Restate the records so that not a single word differs.

#### The records

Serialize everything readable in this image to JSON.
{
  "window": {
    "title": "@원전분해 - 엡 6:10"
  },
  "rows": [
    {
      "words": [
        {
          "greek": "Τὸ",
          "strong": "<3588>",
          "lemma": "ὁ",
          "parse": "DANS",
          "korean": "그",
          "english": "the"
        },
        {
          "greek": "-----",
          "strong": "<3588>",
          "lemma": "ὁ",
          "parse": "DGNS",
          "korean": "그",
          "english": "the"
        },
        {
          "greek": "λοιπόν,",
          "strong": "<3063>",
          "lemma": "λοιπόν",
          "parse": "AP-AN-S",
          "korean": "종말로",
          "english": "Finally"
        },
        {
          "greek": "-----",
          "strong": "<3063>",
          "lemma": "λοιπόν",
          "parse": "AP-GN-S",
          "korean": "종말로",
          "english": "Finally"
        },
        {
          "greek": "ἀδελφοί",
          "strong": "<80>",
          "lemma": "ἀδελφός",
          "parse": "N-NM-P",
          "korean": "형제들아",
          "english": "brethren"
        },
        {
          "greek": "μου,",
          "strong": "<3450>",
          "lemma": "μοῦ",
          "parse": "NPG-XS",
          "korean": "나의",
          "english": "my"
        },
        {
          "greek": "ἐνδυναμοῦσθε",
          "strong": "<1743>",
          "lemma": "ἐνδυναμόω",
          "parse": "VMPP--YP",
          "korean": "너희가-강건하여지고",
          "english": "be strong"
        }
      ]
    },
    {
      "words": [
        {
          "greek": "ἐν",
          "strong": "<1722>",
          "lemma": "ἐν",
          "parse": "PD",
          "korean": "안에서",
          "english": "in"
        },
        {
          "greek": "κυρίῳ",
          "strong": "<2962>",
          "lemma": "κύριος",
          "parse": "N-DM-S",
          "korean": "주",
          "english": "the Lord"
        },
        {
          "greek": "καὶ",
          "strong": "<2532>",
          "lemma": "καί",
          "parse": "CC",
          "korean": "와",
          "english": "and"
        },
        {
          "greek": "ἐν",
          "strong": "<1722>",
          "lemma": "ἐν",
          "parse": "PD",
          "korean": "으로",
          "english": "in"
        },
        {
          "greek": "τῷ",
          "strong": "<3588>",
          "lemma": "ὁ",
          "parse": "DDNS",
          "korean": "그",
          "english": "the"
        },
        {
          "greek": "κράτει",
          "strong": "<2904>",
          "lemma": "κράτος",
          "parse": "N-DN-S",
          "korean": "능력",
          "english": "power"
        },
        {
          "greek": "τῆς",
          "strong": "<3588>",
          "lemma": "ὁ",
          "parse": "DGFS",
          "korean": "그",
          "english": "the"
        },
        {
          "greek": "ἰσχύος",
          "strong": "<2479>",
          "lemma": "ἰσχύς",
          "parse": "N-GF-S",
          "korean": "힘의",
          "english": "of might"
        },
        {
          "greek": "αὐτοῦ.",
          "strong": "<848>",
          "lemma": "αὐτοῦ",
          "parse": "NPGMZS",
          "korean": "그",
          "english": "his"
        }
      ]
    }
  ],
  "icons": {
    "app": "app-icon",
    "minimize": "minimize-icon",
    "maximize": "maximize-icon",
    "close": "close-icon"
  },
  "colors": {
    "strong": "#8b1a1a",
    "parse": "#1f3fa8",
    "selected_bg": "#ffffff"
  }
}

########

▶ _Response_
Serialize everything readable in this image to JSON.
{
  "window": {
    "title": "@원전분해 - 엡 6:10"
  },
  "rows": [
    {
      "words": [
        {
          "greek": "Τὸ",
          "strong": "<3588>",
          "lemma": "ὁ",
          "parse": "DANS",
          "korean": "그",
          "english": "the"
        },
        {
          "greek": "-----",
          "strong": "<3588>",
          "lemma": "ὁ",
          "parse": "DGNS",
          "korean": "그",
          "english": "the"
        },
        {
          "greek": "λοιπόν,",
          "strong": "<3063>",
          "lemma": "λοιπόν",
          "parse": "AP-AN-S",
          "korean": "종말로",
          "english": "Finally"
        },
        {
          "greek": "-----",
          "strong": "<3063>",
          "lemma": "λοιπόν",
          "parse": "AP-GN-S",
          "korean": "종말로",
          "english": "Finally"
        },
        {
          "greek": "ἀδελφοί",
          "strong": "<80>",
          "lemma": "ἀδελφός",
          "parse": "N-NM-P",
          "korean": "형제들아",
          "english": "brethren"
        },
        {
          "greek": "μου,",
          "strong": "<3450>",
          "lemma": "μοῦ",
          "parse": "NPG-XS",
          "korean": "나의",
          "english": "my"
        },
        {
          "greek": "ἐνδυναμοῦσθε",
          "strong": "<1743>",
          "lemma": "ἐνδυναμόω",
          "parse": "VMPP--YP",
          "korean": "너희가-강건하여지고",
          "english": "be strong"
        }
      ]
    },
    {
      "words": [
        {
          "greek": "ἐν",
          "strong": "<1722>",
          "lemma": "ἐν",
          "parse": "PD",
          "korean": "안에서",
          "english": "in"
        },
        {
          "greek": "κυρίῳ",
          "strong": "<2962>",
          "lemma": "κύριος",
          "parse": "N-DM-S",
          "korean": "주",
          "english": "the Lord"
        },
        {
          "greek": "καὶ",
          "strong": "<2532>",
          "lemma": "καί",
          "parse": "CC",
          "korean": "와",
          "english": "and"
        },
        {
          "greek": "ἐν",
          "strong": "<1722>",
          "lemma": "ἐν",
          "parse": "PD",
          "korean": "으로",
          "english": "in"
        },
        {
          "greek": "τῷ",
          "strong": "<3588>",
          "lemma": "ὁ",
          "parse": "DDNS",
          "korean": "그",
          "english": "the"
        },
        {
          "greek": "κράτει",
          "strong": "<2904>",
          "lemma": "κράτος",
          "parse": "N-DN-S",
          "korean": "능력",
          "english": "power"
        },
        {
          "greek": "τῆς",
          "strong": "<3588>",
          "lemma": "ὁ",
          "parse": "DGFS",
          "korean": "그",
          "english": "the"
        },
        {
          "greek": "ἰσχύος",
          "strong": "<2479>",
          "lemma": "ἰσχύς",
          "parse": "N-GF-S",
          "korean": "힘의",
          "english": "of might"
        },
        {
          "greek": "αὐτοῦ.",
          "strong": "<848>",
          "lemma": "αὐτοῦ",
          "parse": "NPGMZS",
          "korean": "그",
          "english": "his"
        }
      ]
    }
  ],
  "icons": {
    "app": "app-icon",
    "minimize": "minimize-icon",
    "maximize": "maximize-icon",
    "close": "close-icon"
  },
  "colors": {
    "strong": "#8b1a1a",
    "parse": "#1f3fa8",
    "selected_bg": "#ffffff"
  }
}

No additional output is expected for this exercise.